Although much of The Guerilla’s pages were devoted to local affairs, national politics did not escape the editors’ notice. The paper unsurprisingly took a low opinion of U.S. President Abraham Lincoln and his administration. “The song of Lincoln’s syrens [sic] has lost its sweetness, and the eyes of the people are opening to the danger of the threatening despotism,” The Guerilla warned. “Perhaps in after years, Lincoln may, like a second Marius, while sitting on the ruins of his boasted empire, hear the passer-by ask, now where the United States is, but where the United States was.” The newspaper also excoriated Lincoln’s Emancipation Proclamation, which it saw as a desperate war-measure by the North. “Poor Abe, like a [drowning] man, has for the last month been grasping at every little straw, but all have been of no avail, and now in the last struggles of death, with not the least hope to cheer him in his last moments.”
Despite their fiery, pro-Confederate enthusiasm, the associate printers of the Guerilla were only able to produce approximately half a dozen issues of their newspaper. By late October, little over a month after Confederate forces occupied Charleston, General Loring and the Rebels were forced to evacuate the city in the face of a much larger approaching Union army. The Guerilla, whose printers had made clear their Southern allegiance, presumably ceased publication around this time. It’s possible the printers of the Guerilla were Confederate soldiers under General Loring themselves. However short-lived, the Guerilla nevertheless remains a valuable insight into the Civil War in West Virginia and the Kanawha Valley.
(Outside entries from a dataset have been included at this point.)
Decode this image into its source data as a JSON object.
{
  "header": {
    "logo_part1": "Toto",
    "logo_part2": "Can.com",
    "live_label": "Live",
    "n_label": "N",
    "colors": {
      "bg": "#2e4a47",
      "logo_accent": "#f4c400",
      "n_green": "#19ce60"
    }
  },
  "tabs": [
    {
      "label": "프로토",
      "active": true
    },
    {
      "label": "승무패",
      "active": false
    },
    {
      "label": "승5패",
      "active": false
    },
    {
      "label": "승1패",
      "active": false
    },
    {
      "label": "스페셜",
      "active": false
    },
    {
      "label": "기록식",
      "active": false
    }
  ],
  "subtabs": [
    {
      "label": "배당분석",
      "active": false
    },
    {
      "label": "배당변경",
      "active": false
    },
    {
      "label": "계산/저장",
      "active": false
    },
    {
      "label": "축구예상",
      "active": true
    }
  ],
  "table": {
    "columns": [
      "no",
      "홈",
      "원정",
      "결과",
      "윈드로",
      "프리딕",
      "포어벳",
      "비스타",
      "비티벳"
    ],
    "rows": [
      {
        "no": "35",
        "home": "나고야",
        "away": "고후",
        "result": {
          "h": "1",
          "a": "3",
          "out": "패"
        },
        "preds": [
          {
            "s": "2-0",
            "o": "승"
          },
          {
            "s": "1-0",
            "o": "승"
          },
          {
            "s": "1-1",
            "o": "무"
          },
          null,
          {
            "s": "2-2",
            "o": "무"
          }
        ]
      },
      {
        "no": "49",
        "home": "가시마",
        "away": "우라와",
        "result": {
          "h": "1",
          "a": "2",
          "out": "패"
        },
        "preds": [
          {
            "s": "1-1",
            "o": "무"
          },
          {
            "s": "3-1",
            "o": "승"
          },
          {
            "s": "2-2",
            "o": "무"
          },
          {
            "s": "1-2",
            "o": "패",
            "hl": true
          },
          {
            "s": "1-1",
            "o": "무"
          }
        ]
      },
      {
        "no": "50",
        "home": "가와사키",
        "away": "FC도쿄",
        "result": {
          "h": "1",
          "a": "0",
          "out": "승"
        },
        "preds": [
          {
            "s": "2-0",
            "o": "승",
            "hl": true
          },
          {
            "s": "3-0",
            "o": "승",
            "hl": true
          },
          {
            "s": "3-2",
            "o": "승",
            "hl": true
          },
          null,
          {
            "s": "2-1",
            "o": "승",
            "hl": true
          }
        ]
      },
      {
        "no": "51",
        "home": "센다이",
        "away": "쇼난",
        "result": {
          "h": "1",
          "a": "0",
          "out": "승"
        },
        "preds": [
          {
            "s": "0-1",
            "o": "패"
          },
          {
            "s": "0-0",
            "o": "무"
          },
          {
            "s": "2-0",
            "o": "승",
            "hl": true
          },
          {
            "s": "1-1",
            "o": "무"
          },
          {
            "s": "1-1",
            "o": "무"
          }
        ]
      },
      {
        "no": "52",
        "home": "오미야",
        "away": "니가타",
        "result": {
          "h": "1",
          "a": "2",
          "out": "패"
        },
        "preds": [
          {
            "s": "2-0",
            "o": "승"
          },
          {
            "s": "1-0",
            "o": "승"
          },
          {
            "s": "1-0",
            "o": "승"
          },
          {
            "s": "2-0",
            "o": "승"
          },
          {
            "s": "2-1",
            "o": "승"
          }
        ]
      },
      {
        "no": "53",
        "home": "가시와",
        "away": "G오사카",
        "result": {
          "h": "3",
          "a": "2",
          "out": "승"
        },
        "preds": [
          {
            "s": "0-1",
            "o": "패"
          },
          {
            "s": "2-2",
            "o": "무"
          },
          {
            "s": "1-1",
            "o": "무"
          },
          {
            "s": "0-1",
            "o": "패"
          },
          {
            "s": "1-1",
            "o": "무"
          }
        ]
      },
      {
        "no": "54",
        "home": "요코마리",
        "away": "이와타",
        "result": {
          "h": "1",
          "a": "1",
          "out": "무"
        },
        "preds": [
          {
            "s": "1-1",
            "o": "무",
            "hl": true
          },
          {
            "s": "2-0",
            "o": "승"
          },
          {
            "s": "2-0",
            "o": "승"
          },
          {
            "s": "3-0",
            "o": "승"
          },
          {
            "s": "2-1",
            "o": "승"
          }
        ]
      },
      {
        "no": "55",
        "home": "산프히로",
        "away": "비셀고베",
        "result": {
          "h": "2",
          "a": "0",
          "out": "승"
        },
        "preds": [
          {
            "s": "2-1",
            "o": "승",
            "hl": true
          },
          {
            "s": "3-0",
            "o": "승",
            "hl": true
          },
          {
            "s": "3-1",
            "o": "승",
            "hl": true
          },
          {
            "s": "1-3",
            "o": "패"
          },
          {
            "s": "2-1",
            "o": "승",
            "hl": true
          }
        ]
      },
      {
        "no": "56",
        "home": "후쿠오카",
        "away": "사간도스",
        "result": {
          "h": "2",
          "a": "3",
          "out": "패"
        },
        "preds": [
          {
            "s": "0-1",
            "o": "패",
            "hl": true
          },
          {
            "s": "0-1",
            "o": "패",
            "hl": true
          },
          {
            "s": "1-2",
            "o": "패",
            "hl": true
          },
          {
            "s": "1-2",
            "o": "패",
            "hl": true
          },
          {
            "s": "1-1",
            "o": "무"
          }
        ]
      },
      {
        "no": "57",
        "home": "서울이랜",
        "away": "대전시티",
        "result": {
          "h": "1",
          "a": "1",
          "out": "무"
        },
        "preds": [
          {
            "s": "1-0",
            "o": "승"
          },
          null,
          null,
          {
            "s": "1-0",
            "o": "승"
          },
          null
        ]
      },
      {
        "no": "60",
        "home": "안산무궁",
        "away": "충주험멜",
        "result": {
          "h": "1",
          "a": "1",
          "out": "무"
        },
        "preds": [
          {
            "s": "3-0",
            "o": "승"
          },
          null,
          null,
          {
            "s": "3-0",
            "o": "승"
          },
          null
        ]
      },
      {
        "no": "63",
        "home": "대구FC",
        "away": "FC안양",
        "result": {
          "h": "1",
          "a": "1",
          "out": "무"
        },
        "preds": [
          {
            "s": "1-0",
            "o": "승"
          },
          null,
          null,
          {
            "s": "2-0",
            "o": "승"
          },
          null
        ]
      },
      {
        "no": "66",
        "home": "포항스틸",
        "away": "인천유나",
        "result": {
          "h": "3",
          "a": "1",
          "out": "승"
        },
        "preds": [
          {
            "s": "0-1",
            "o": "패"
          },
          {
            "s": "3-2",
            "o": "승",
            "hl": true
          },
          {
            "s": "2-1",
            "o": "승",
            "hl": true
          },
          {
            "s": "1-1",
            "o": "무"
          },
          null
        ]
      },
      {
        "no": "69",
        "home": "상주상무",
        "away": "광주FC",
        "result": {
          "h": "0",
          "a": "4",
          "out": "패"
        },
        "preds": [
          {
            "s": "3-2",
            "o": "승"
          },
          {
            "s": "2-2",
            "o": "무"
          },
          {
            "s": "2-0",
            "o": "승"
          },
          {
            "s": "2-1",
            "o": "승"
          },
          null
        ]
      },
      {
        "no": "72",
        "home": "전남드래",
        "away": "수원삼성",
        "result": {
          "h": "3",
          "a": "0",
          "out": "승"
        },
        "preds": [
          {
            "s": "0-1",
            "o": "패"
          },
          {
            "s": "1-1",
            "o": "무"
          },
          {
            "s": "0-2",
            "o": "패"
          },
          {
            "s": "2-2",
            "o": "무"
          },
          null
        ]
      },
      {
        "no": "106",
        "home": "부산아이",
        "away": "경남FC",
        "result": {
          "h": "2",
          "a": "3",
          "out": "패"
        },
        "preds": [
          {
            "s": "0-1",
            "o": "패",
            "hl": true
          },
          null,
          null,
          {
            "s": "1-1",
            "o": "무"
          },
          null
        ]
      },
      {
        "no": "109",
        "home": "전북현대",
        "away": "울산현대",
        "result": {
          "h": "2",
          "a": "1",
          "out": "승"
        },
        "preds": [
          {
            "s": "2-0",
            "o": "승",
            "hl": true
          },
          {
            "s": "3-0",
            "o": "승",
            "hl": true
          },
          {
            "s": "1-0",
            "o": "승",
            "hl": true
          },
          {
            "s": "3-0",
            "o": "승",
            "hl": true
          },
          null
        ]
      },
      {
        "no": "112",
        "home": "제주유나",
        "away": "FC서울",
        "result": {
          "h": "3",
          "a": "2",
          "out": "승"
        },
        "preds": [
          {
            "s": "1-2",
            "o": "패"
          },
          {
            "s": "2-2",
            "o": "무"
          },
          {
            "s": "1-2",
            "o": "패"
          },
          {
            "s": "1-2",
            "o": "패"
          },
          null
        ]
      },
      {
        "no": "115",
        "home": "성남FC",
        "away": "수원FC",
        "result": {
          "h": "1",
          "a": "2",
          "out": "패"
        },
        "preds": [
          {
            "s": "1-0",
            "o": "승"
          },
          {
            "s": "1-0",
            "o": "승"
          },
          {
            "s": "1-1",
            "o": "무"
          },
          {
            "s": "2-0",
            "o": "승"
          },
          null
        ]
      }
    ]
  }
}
Zac Cowsert currently studies 19th-century U.S. history as a doctoral candidate at West Virginia University, where he also received his master's degree. He earned his bachelor's degree in history and political science from Centenary College of Louisiana, a small liberal-arts college in Shreveport. Zac's research focuses on the involvement and experiences of the Five Tribes of Indian Territory (present-day Oklahoma) during the American Civil War. He has worked for the National Park Service at Fredericksburg & Spotsylvania National Military Park. ©
Sources & Further Reading:
The Guerilla [Charleston, WV]. Chronicling America. Library of Congress.
Lowry, Terry. The Battle of Charleston and the 1862 Kanawha Valley Campaign. Charleston, WV: 35th Star Publishing, 2016.
Official Records of the Union and Confederate Armies. Series I. Vol. 19, Part 1.
Snell, Mark. West Virginia and the Civil War: Mountaineers Are Always Free. Charleston, SC: History Press, 2011.